Assignment >>
Go through the data below. List every line that holds the word "enabled".

Data for the task >>
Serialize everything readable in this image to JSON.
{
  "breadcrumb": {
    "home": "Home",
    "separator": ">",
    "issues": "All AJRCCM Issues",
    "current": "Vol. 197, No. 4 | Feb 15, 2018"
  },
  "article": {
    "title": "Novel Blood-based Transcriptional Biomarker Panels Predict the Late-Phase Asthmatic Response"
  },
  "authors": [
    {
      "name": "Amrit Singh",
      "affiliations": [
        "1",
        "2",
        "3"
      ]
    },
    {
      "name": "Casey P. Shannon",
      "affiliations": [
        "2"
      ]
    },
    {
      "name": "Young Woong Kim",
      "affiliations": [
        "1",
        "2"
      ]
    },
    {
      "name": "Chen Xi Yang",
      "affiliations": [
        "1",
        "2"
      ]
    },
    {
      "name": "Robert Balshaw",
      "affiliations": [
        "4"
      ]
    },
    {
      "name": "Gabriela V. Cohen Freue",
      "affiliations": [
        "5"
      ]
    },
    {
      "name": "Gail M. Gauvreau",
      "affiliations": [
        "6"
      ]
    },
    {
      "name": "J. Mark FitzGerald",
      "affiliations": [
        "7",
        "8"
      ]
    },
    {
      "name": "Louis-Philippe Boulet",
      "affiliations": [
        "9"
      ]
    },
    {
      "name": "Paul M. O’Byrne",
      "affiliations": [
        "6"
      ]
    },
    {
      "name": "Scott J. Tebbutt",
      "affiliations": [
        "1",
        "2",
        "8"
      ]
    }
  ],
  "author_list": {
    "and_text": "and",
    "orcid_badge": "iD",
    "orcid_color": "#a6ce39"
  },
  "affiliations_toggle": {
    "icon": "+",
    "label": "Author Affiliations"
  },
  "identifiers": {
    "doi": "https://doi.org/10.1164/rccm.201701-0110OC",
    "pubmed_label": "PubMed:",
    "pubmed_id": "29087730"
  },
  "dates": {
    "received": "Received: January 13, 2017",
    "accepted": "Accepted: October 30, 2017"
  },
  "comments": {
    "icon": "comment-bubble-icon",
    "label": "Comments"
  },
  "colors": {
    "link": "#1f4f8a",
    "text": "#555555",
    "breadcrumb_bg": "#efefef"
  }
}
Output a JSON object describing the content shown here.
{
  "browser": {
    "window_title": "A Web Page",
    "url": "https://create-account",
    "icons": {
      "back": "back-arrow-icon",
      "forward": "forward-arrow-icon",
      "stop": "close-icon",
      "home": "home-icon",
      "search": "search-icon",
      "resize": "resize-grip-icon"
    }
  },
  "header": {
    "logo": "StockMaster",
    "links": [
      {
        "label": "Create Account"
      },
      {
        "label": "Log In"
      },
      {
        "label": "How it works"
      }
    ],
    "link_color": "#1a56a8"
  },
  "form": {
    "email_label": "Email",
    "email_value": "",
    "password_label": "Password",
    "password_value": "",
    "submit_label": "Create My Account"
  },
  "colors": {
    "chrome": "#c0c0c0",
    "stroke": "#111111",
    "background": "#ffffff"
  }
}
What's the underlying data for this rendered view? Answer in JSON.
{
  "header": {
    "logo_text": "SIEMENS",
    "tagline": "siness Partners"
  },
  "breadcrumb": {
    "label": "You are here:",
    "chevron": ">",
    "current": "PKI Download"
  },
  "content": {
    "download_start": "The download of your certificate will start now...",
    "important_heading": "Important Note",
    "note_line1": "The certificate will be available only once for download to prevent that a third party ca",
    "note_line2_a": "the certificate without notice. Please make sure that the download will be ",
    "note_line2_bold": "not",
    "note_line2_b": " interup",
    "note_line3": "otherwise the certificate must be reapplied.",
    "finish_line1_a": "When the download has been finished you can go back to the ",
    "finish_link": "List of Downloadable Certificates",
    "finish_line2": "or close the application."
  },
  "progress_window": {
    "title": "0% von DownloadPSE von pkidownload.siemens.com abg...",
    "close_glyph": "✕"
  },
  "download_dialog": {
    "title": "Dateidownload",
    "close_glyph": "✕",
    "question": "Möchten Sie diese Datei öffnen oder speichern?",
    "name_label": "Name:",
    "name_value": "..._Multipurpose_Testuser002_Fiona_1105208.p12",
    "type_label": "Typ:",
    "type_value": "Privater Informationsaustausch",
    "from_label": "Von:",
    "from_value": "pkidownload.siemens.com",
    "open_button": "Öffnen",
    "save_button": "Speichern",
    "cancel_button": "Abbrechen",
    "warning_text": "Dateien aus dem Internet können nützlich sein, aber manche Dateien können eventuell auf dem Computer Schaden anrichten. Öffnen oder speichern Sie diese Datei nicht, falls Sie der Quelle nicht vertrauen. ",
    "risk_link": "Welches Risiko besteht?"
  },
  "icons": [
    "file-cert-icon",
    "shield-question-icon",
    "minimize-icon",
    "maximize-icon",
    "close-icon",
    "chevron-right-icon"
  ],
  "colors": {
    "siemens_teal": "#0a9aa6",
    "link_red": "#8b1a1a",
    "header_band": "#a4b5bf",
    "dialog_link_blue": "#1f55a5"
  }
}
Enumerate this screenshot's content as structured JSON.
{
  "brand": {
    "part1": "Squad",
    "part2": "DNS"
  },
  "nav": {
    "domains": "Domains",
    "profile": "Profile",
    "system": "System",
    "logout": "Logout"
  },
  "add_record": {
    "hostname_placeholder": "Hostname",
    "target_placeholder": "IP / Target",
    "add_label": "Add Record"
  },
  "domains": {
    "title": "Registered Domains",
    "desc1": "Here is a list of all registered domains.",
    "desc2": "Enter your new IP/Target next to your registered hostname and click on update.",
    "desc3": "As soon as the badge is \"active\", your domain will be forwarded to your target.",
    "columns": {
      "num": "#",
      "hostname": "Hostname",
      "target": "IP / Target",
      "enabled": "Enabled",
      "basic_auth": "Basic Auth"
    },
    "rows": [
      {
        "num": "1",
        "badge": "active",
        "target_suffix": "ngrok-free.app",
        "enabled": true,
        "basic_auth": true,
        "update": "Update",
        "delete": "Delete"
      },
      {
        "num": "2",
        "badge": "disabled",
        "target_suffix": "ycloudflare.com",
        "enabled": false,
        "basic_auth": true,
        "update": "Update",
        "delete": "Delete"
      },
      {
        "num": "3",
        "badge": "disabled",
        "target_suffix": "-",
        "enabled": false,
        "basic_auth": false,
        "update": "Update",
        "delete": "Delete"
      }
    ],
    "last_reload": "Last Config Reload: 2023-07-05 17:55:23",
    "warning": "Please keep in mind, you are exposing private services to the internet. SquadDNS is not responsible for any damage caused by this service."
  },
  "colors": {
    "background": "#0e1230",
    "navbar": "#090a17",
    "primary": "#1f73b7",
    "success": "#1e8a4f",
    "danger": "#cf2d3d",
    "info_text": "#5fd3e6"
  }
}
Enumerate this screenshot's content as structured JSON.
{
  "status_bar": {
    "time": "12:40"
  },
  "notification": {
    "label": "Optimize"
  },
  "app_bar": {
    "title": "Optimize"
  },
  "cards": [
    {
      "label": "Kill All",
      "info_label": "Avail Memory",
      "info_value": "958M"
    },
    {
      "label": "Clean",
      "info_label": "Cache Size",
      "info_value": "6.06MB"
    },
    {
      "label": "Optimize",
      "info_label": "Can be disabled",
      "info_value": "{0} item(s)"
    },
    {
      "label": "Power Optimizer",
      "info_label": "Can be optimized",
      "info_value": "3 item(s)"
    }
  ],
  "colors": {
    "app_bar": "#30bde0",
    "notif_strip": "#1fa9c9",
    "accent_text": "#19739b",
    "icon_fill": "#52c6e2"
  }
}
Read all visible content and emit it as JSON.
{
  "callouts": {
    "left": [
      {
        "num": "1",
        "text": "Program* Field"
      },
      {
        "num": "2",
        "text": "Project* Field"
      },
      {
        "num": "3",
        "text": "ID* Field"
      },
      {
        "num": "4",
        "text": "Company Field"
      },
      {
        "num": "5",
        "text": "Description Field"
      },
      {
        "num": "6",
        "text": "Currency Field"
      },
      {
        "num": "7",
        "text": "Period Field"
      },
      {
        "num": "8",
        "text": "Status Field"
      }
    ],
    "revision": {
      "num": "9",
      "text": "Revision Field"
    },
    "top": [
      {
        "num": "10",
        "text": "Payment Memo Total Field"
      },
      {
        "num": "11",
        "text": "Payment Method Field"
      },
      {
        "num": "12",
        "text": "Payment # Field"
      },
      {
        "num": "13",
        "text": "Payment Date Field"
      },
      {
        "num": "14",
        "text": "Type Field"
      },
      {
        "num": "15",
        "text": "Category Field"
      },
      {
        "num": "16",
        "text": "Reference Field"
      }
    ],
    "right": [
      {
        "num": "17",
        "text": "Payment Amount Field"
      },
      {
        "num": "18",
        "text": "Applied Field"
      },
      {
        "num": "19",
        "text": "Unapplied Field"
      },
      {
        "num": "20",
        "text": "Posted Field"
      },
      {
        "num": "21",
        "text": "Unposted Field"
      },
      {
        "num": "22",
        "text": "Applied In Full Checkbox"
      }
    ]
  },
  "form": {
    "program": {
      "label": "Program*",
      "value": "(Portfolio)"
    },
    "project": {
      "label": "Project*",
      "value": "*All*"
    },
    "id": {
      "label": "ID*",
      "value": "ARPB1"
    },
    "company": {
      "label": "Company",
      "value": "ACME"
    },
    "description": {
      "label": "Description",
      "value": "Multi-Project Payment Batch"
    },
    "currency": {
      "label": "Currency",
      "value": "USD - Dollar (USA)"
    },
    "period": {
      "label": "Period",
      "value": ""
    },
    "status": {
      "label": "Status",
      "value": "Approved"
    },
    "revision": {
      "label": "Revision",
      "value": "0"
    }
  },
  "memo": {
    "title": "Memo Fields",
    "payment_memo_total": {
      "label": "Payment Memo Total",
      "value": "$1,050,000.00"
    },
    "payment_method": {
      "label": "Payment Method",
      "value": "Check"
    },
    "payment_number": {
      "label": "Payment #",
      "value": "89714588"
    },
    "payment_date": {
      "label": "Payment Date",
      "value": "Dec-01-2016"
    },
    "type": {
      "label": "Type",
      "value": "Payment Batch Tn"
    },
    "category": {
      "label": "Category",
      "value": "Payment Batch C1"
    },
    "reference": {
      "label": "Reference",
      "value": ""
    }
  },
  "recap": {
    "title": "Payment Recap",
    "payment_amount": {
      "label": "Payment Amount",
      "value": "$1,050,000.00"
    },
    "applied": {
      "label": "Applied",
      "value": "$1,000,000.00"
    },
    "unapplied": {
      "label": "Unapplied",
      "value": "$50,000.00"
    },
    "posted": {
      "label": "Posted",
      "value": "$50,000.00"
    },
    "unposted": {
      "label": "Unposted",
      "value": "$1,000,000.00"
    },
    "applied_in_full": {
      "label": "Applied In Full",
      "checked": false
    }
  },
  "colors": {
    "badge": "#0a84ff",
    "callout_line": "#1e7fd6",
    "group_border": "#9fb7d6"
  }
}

Written answer >>
      "enabled": "Enabled",
        "enabled": true,
        "enabled": false,
        "enabled": false,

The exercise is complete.